Model S 85 P, one night before a long trip set to full charge. Got up in AM, had red charger port ring and charging stopped at 212. Unplugged, messed around, plugged in, it finished charging. Delayed my departure a couple of ours. Upon return after supercharging several times, the problem got worse. Called Tesla, they told me to have my electrician come out. He checked everything and found no issues. The problem persisted. Until I decided to flip the breaker on the HPWC (the reset button on the unit does nothing) and viola! The problem has not recurred and I've range charged at home several times.

Mark Z | 08. september 2014

My red light fault occurred at the Gilroy SuperCharger location. Tried three different handles, called Tesla who had me reset the screens and power off the Signature P85. Even the J1772 adapter gave the red light at the nearby public EVSE. Another owner tried and mentioned he was not hearing the extra loud click, even though we were pushing the handle in firmly. With 71 miles left, I drove immediately to the Fremont Service Center for a repair. The charge port on the car had failed and needed replacement. The new charge port is working perfectly.

PV_Dave @US-PA | 08. september 2014

I charged off a 20A GFCI the whole week that I was at the shore, and never had a problem. I've also charged off GFCI at two different hotels who lacked 240V chargers but were happy to let me plug into 120V receptacles overnight.

My house is new enough that all the garage and exterior outlets are GFCI. I just got out my mobile charger and our MS is currently happily charging off the 20A GFCI in our garage, as opposed to our usual HPWC.

Is there any official documentation from Tesla per GFCI? I couldn't find any reference in the owners manual.
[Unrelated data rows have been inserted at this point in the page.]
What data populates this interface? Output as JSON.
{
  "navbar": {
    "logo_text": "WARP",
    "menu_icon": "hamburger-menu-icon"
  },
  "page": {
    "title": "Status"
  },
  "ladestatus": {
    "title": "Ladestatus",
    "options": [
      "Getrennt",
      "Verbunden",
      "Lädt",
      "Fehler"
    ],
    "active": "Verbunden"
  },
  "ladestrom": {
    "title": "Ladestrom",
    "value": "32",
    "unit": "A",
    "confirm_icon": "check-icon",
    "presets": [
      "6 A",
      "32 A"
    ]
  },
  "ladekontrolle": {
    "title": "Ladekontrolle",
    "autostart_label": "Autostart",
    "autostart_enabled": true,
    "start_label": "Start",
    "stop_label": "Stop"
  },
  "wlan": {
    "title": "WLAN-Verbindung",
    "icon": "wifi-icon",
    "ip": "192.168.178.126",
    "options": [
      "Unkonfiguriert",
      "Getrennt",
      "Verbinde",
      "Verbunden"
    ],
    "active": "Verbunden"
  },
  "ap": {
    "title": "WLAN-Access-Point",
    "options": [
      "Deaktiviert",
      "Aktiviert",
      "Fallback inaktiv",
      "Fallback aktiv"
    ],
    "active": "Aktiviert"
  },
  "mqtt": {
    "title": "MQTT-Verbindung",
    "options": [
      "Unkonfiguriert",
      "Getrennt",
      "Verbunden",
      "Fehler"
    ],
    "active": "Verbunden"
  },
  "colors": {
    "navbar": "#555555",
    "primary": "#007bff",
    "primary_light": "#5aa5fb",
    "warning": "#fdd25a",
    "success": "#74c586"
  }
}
greggenge | 28. mars 2015

I got my new P85D today. It charged fine this afternoon, now I get a red kitht on plug and car. Even if I plug in just the plug, it starts out green then turns red, so I think they sent me a bum cable. These charge cables are crap from what I have read so far. Come on Tesla, where's the quality control.

murphyS90D | 29. mars 2015

If you are using a 120 volt outlet, try a different outlet. There may be a problem with the outlet. If the charger senses unstable power it will reduce the current or abort if it is bad enough.

garygid | 29. mars 2015

The socket that you are plugging the UMC into might have a GFI detection
that is too sensitive for the task of EV charging. Typical residential circuits
in the garage, kitchen, and bathrooms have about 5 ma sensitivity, but the
typical EVSE (the safety-controller in the UMC cable) usually has more like
a 20 ma sensitivity, due to the "problems" encountered when charging EVs.

So, try a socket that is NOT GFI protected, and see if that works.
If it does work, usually you can "upgrade" the socket (or the circuit
breaker) to less sensitive GFI devices.

If the UMC fails on the non-GFI socket/circuit, the "quality" of the power
might be poor, or the UMC (or charger in the car) could be faulty.
If possible, get with another Tesla owner and do some tests at the
known-good location, using known-good equipment.

For me, the UMC worked well at 120 volts, but I now use it at 240
volts, with the charge rate in the car set to 16 amps, since I only
have a 20 amp circuit/breaker available.

More details on what you are actually doing and what else you have
tried... would allow us to help you better.

sorka95032 | 05. juli 2015

I'm having the same issue with my P85D. I'm in Santa Maria at a relative's house and need to charge on the 120v overnight. However, every outlet I've tried gives me a "charging cable fault". I've tried two outside without an extension cord and almost everyone inside with an extension cord. The ring turns solid red as soon as it's plugged in. This means we'll have to drive 30 miles out of our way tomorrow morning to the Atascadero super charger before we can go to Hearst Castle.

I've never tried the UMC at 120v before. Guess I should have tried it at least once. I totally suck for not preparing for this better.

murphyS90D | 05. juli 2015

What gauge wire is in the extension cord? Most extension cords that people have laying around ar 18 or 16 gauge wire. You need at least a 12 gauge cord and 10 gauge would be better. Are the outside outlets ground fault outlets? If not I recommend that your relative have an electrician check out his wiring.